Task description – Check the records below for the word "more" and state how many lines contain it, replying with the number only.
Supplied material below:
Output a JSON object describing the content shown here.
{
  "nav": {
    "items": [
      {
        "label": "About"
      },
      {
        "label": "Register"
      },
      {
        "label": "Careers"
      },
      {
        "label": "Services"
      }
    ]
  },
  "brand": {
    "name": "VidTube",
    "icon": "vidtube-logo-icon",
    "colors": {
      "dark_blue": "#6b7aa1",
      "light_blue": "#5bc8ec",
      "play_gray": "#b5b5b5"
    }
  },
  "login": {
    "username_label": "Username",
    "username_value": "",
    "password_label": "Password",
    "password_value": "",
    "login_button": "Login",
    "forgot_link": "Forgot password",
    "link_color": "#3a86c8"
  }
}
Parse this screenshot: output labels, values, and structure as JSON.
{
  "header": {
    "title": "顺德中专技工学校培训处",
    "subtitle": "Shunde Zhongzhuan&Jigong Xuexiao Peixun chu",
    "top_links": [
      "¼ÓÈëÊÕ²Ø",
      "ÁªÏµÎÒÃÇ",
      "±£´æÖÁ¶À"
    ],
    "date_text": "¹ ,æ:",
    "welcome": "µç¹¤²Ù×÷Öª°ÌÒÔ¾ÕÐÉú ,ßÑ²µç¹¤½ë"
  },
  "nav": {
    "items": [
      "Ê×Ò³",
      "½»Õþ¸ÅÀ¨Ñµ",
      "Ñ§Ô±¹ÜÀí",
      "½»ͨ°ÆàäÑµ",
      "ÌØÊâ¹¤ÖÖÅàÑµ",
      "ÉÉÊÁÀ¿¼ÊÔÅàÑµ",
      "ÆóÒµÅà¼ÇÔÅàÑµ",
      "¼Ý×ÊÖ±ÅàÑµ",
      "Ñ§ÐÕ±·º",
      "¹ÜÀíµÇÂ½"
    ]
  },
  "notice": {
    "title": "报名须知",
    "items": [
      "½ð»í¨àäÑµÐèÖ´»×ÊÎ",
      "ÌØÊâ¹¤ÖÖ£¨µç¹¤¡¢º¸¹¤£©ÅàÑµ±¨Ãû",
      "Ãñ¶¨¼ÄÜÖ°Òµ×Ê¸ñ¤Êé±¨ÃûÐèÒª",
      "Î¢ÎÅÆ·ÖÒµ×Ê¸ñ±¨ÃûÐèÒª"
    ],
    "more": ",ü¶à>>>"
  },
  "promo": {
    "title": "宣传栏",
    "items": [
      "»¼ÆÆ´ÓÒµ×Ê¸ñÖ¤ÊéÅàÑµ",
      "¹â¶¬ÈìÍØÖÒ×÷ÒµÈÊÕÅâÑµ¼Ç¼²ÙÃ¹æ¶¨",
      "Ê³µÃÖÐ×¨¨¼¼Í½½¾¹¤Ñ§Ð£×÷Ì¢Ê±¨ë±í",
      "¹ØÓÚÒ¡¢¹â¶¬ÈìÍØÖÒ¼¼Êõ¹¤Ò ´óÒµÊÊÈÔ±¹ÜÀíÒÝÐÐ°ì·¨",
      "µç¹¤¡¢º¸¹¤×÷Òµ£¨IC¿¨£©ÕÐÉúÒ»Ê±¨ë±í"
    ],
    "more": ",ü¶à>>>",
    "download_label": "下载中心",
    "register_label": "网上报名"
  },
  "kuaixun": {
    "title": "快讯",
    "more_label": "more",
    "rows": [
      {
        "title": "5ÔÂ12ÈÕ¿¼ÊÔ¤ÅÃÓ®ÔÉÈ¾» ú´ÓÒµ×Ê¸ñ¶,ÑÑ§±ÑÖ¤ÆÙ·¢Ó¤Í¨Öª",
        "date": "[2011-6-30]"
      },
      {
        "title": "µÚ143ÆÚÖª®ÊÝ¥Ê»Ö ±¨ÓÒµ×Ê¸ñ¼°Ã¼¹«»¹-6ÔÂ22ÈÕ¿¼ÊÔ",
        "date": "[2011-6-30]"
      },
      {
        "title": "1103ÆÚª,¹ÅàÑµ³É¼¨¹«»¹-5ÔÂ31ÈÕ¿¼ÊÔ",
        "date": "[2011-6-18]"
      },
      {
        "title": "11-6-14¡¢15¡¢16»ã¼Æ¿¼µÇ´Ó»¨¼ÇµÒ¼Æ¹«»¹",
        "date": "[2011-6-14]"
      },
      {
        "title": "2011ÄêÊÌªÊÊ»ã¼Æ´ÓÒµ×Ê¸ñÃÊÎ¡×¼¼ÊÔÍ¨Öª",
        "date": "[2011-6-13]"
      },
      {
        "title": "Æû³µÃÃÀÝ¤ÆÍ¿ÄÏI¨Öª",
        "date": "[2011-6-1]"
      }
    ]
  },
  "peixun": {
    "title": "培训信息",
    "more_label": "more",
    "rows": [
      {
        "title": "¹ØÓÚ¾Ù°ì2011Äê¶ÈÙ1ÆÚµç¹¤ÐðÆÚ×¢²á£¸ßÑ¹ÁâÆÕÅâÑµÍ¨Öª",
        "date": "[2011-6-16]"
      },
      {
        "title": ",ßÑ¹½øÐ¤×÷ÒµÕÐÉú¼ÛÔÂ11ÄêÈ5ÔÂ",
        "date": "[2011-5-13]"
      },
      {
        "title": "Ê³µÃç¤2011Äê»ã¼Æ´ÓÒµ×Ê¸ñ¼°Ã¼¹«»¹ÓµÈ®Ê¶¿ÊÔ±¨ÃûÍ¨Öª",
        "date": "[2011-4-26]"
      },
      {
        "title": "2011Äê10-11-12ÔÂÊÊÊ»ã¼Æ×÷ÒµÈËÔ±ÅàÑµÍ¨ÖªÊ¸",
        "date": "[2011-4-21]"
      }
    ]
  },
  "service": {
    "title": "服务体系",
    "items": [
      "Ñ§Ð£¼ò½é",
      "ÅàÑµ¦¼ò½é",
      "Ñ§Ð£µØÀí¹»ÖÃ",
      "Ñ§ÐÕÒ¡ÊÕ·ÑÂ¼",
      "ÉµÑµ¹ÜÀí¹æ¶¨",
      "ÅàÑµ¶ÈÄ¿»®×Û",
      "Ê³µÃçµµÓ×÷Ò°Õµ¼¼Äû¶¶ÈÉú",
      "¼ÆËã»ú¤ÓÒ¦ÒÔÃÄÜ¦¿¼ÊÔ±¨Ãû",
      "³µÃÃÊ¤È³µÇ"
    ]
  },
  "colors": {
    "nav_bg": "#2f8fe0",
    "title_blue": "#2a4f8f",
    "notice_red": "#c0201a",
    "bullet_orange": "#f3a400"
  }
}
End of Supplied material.
Reply – 4